The current crisis in 2006
Alas, even if the May 1992 events had mobilized many sections of the general public to push for democratic reforms and the drafting anew of a constitution with public opinions widely sought in the process such that it was promulgated in 1997, the Thai constitutional order has not escaped the lack of confidence in corrupt politicians who use both state power and the power of money for their own benefits.
In 2006, the Thai constitutional order is facing yet another crisis. Arising out of dissatisfaction in some sections of the public with Prime Minister Thaksin Shinawatra, of the party with a massive majority in the House, for his lack of ethics in having conflicts of interest and in using state power for personal benefits, a series of large peaceful rallies and marches were held to demand his resignation. Again, petitions were made to His Majesty beseeching him to deliver a ‘royally-appointed’ Prime Minister.
Thaksin decided not to resign but instead dissolved the House and called for new elections on only 37 days of dissolution. The former opposition parties boycotted them in protest, making it virtually impossible for there to be a full House arising from them. There was also a lack of confidence as to whether the Election Commission would conduct free and fair elections. All this compounded into a crisis of immobilism of the constitutional process.
Once again, His Majesty the King has had to use his inordinate wisdom in finding and showing the way to resolve the crisis within constitutional bounds. In the end, he timelily seized the occasion on April 25, 2006, when the Presidents of the Administrative Court and of the Supreme Court were routinely in audience to express his distress that people had been petitioning him for a “royally-appointed Prime Minister, something which is not democratic.” If he were to appoint one, he would be acting beyond his constitutional duty. He thus offered his opinion that “if there were not enough people elected, the democratic system would stall” and that “one party, one candidate (running in some constituencies) is not possible in a democracy.” He then beseeched the two Court Presidents to consult with the President of the Constitutional Court, as together they were the Judiciary, to find ways of resolving the immobility, “without contravening the provisions of the constitution, such that the country could overcome the obstacles and make progress.”
HM the King’s April 26 speeches
His Majesty thus exercised his right to remind the Judiciary that as the third branch of government, it had governmental duties to perform, actually “with broad jurisdictions”, to advise it in the performance of them and also to encourage it to “fight for goodness, fight for justice in the land.” With such ideas as guiding lights, the three Courts diligently and assuredly began their quest for non-conflicting measures to deal with the immobilism.

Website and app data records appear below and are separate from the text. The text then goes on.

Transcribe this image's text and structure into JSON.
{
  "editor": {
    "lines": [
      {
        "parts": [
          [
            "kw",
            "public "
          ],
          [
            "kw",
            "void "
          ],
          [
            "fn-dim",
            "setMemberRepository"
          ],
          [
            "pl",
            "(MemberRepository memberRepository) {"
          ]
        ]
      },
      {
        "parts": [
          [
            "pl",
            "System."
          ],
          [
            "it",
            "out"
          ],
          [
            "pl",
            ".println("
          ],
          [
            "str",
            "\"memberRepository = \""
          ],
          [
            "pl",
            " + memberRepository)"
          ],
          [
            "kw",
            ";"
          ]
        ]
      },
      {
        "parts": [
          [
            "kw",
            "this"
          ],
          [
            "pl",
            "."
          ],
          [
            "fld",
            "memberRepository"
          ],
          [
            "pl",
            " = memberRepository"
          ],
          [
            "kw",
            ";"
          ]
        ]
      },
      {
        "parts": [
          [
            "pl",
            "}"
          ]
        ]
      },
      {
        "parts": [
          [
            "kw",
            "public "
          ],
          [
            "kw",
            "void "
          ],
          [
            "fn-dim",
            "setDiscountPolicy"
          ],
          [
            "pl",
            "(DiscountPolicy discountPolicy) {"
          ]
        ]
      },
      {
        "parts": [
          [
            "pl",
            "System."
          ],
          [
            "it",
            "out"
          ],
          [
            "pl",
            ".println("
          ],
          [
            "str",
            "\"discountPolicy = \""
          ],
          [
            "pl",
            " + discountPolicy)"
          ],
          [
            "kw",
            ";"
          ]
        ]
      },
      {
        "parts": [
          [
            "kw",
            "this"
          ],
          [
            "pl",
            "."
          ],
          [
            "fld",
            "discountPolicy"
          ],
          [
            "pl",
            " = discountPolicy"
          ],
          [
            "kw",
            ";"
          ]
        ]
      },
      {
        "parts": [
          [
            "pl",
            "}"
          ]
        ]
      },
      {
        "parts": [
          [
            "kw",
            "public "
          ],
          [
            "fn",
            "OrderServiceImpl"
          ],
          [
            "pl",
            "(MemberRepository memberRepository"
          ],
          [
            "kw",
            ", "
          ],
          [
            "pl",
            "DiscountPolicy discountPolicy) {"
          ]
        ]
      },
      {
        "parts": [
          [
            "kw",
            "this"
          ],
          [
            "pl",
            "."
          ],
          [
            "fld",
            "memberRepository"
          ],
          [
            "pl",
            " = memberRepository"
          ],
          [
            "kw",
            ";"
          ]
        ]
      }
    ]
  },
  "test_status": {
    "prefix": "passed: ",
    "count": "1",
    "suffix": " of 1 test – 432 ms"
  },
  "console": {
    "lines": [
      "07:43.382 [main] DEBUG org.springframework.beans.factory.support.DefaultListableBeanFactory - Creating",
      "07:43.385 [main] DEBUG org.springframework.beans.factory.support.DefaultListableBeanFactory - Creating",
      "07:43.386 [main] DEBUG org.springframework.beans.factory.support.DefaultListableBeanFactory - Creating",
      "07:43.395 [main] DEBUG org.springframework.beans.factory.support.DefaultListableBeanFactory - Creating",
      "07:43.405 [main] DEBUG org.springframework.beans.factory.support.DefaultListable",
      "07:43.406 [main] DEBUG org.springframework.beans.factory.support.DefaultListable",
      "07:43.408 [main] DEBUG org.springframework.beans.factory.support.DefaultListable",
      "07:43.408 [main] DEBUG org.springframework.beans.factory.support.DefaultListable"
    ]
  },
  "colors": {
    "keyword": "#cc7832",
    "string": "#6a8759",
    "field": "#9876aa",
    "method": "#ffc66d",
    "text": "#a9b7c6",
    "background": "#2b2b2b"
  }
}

In sum, H.M. King Bhumibol Adulyadej has throughout the 60 years of his reign dedicated himself to the performance of his duties as a Constitutional Monarch in such a way as to have made the Monarchy into “the invariable constant above the inconstancies of politics” so as to sustain the democratization process. We Thais should trouble His benevolent Majesty less by learning how to really govern ourselves.
Author: Prudhisan Jumbala (source)
M.R.Prudhisan Jumbala is an associate professor in Politics, Faculty of Political Science, Chulalongkorn University, and is on the committees of the two foundations and the King Prajadhipok Museum
SOURCES FOR FURTHER READING:
His Majesty King Bhumibol Adulyadej: An Appreciation
HM The King, A 15-part series in honour of the 60 years anniversary of His Majesty’s accession to the throne.
The Working Monach